Zotac GeForce GT 220 review
ATI's new 5000-series cards have some impressive features, but with the cheapest cards costing over £100 they are aimed at serious gamers. With the GT 220, Nvidia has seized the opportunity to release an inexpensive card to suit more casual gamers.
This is the first desktop card that we've seen from Nvidia to use a 40nm production process, which should result in reduced heat output and manufacturing costs. ATI is well ahead of Nvidia here, though, having released its 40nm HD 4770 in May.
Zotac's GT 220 matches Nvidia's reference specification, with a core clock speed of just 625MHz. More importantly, the card has only 48 unified shaders, which limits its parallel processing ability. Its performance in our gaming tests was disappointing; it scored just 20.5fps in Call of Duty 4. We got a playable 31.3fps by turning off anti-aliasing, but we couldn't get Crysis to run smoothly even at low detail settings.
This may not be a great gaming card, but it's powerful enough to accelerate HD video playback, giving even modest dual-core processors the ability to handle smooth Full-HD playback. The card is slender, taking up one slot. Its expansive heat sink and small 48mm fan deal with any heat buildup, while keeping noise to a minimum.
Its small size and low heat output make it suitable for media centre PCs. Nvidia has finally discarded the S/PDIF header input on its cards, used to route audio to the HDMI output. There are also DVI and VGA outputs.
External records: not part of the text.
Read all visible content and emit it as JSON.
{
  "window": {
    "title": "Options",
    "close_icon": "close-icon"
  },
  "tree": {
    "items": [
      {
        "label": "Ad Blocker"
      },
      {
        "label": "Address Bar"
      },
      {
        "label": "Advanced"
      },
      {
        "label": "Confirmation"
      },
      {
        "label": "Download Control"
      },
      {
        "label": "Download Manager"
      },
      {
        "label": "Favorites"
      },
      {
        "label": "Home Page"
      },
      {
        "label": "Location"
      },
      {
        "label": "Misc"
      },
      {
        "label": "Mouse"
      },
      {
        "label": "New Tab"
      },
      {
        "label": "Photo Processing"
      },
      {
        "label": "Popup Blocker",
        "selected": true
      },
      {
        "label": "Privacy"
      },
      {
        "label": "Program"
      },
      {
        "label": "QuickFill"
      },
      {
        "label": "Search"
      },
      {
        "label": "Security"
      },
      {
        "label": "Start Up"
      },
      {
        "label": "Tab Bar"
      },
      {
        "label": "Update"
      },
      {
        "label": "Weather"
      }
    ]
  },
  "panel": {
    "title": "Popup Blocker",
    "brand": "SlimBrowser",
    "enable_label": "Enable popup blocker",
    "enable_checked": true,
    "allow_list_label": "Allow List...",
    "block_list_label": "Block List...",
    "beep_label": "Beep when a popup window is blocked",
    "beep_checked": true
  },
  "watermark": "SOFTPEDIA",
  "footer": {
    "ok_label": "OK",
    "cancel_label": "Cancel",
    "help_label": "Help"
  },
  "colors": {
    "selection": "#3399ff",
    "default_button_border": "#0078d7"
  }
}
This is a decent version of a flawed card, but Gigabyte's is better. Either way, the GT 220 performs like a £40 card and is overpriced at £52. Sapphire's more powerful and passively cooled Radeon HD 4670 Ultimate Edition (from www.pixmania.co.uk) is a much better buy at just £54 including VAT.